== Working data ==
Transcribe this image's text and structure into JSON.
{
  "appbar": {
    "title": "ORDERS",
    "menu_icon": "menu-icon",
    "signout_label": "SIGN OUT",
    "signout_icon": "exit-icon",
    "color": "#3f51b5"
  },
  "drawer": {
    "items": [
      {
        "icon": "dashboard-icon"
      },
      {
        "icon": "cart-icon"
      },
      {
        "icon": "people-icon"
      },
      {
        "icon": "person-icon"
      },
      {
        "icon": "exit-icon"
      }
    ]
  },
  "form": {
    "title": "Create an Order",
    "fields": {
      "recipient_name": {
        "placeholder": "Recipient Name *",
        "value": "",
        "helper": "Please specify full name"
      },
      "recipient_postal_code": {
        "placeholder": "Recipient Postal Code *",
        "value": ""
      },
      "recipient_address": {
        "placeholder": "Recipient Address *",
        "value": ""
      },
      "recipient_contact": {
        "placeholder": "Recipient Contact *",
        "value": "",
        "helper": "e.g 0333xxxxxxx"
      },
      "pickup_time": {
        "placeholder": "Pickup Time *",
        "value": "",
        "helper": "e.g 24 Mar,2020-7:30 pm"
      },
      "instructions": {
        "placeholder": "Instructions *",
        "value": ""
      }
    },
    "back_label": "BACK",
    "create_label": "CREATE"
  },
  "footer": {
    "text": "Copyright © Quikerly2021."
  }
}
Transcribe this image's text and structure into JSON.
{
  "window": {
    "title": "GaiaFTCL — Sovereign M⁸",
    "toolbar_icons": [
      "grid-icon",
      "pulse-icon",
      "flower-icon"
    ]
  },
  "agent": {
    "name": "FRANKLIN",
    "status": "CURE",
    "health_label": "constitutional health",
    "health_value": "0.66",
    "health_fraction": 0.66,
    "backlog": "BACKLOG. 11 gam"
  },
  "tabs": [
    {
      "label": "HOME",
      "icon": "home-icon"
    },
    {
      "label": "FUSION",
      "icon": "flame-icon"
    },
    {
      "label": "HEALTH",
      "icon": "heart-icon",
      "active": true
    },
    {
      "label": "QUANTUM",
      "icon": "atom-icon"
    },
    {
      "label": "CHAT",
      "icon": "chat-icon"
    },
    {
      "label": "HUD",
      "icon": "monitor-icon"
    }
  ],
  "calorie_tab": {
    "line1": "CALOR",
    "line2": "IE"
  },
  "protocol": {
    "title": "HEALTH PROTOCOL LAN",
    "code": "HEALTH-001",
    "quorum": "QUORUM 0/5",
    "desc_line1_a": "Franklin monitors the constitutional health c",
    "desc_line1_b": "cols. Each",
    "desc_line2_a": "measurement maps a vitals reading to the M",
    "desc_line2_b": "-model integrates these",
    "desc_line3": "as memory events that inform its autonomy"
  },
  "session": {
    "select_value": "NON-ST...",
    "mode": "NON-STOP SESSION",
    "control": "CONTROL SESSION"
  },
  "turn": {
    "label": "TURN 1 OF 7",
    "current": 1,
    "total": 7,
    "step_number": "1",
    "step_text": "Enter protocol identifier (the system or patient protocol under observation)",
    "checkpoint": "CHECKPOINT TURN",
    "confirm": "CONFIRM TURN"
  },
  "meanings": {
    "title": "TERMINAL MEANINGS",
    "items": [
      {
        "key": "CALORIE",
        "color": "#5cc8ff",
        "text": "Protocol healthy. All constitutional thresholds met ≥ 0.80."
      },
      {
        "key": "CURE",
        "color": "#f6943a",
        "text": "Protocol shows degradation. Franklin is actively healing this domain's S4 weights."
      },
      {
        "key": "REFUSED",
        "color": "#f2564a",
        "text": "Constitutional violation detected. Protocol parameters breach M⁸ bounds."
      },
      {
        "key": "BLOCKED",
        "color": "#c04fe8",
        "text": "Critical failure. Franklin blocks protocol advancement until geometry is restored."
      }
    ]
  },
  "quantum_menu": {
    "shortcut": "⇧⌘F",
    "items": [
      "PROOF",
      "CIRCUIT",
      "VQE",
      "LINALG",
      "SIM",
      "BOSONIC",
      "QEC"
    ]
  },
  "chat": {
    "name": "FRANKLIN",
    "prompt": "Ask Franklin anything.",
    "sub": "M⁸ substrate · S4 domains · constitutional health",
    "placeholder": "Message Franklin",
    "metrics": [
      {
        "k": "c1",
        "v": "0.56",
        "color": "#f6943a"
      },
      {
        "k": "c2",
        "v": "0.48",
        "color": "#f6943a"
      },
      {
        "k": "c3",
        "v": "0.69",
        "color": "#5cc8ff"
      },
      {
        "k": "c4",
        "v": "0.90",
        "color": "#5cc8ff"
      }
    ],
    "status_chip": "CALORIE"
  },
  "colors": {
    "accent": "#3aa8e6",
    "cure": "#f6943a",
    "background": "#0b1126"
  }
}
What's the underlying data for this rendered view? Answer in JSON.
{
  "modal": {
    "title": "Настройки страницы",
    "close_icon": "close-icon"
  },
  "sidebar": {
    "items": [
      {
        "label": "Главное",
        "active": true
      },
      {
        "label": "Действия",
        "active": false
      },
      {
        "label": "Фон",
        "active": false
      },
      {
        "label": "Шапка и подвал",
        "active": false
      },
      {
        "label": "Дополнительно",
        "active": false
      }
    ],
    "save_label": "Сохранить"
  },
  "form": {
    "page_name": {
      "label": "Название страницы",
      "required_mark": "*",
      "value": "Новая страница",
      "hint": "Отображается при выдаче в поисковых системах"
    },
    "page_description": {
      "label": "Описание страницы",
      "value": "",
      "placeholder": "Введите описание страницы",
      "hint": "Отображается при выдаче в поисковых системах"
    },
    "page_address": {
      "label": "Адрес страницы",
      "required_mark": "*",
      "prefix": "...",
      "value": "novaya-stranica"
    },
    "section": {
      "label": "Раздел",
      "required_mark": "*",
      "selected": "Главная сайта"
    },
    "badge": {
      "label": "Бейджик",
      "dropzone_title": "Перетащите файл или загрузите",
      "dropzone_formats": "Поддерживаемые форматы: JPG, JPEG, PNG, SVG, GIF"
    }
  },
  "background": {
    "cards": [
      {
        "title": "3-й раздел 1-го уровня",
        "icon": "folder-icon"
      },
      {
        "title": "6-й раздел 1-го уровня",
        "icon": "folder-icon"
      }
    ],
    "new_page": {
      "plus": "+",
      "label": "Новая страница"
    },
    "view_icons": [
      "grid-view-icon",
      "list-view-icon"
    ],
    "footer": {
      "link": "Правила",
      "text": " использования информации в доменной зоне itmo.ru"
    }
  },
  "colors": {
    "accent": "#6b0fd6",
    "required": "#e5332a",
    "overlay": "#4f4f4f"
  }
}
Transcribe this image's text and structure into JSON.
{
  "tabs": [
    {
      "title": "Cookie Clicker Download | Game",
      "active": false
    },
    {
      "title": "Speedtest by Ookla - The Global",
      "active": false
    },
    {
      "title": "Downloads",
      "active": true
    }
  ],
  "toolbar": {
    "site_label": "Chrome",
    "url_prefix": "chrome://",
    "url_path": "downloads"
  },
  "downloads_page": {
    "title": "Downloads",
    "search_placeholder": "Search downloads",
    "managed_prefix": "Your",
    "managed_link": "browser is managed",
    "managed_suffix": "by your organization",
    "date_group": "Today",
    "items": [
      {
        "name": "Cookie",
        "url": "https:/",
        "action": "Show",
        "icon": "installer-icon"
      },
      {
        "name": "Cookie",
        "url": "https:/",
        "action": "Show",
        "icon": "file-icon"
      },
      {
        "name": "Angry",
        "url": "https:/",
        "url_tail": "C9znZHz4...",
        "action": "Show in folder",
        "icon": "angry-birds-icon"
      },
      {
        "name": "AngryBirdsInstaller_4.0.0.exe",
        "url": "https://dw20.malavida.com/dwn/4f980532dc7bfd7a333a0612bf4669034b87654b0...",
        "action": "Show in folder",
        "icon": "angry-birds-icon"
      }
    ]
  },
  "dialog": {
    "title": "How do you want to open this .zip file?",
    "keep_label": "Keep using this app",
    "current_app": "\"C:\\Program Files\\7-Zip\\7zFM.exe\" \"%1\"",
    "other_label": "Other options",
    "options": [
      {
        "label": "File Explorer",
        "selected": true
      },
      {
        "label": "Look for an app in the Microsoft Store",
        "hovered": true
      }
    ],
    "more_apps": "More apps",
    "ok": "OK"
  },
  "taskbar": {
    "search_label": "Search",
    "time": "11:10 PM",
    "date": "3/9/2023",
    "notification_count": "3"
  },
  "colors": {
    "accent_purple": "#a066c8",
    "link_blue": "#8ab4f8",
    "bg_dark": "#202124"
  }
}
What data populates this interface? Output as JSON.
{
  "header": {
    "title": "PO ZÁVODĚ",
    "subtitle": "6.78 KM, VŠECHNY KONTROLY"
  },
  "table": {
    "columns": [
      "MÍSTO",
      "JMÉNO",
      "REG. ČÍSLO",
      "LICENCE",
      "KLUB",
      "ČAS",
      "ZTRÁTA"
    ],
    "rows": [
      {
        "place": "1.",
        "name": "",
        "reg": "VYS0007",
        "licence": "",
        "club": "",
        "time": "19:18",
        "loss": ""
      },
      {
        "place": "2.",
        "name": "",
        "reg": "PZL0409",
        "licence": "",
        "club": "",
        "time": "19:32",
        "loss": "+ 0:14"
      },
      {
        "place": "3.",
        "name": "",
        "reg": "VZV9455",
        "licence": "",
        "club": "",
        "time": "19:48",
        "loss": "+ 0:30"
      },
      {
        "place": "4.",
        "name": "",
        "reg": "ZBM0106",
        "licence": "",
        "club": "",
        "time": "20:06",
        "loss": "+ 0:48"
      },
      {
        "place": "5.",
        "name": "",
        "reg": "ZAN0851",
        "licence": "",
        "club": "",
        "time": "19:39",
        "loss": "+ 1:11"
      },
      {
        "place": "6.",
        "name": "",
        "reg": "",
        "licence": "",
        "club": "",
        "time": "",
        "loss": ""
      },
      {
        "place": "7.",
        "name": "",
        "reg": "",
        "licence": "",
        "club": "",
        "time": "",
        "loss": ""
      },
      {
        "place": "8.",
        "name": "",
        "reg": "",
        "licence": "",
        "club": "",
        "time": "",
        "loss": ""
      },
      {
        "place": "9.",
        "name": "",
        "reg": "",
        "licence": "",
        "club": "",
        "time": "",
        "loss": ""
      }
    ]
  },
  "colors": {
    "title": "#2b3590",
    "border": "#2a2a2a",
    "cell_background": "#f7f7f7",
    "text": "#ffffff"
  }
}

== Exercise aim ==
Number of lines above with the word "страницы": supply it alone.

== Finished exercise ==
5